··· Excerpted data ···

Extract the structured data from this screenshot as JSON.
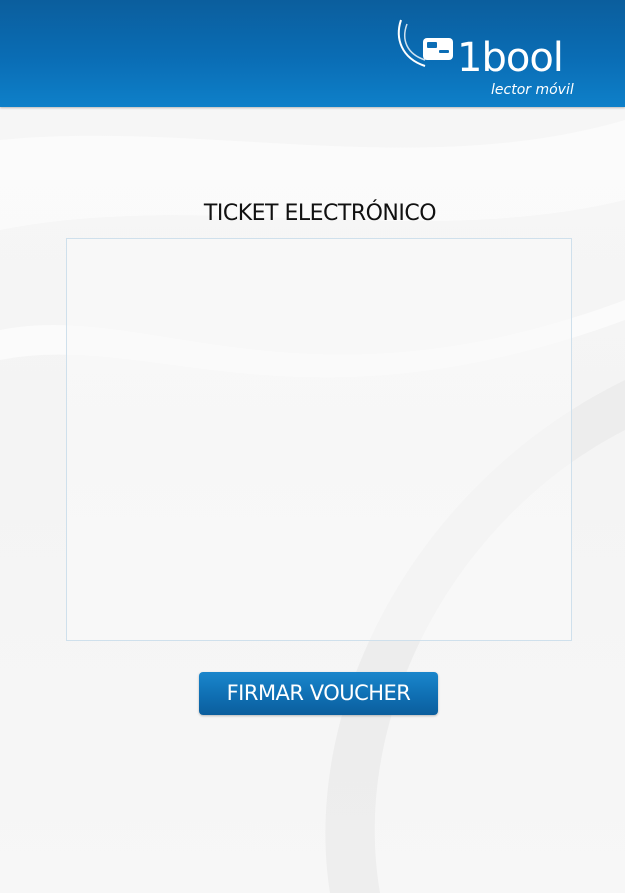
{
  "header": {
    "logo": {
      "icon": "card-reader-icon",
      "word": "1bool",
      "subtitle": "lector móvil"
    },
    "colors": {
      "top": "#0b5e9d",
      "bottom": "#0e80c9"
    }
  },
  "main": {
    "title": "TICKET ELECTRÓNICO",
    "ticket_content": ""
  },
  "actions": {
    "sign_voucher_label": "FIRMAR VOUCHER",
    "button_color": "#0f6fb3"
  }
}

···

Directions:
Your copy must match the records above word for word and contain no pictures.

Answer to the exercise:
Extract the structured data from this screenshot as JSON.
{
  "header": {
    "logo": {
      "icon": "card-reader-icon",
      "word": "1bool",
      "subtitle": "lector móvil"
    },
    "colors": {
      "top": "#0b5e9d",
      "bottom": "#0e80c9"
    }
  },
  "main": {
    "title": "TICKET ELECTRÓNICO",
    "ticket_content": ""
  },
  "actions": {
    "sign_voucher_label": "FIRMAR VOUCHER",
    "button_color": "#0f6fb3"
  }
}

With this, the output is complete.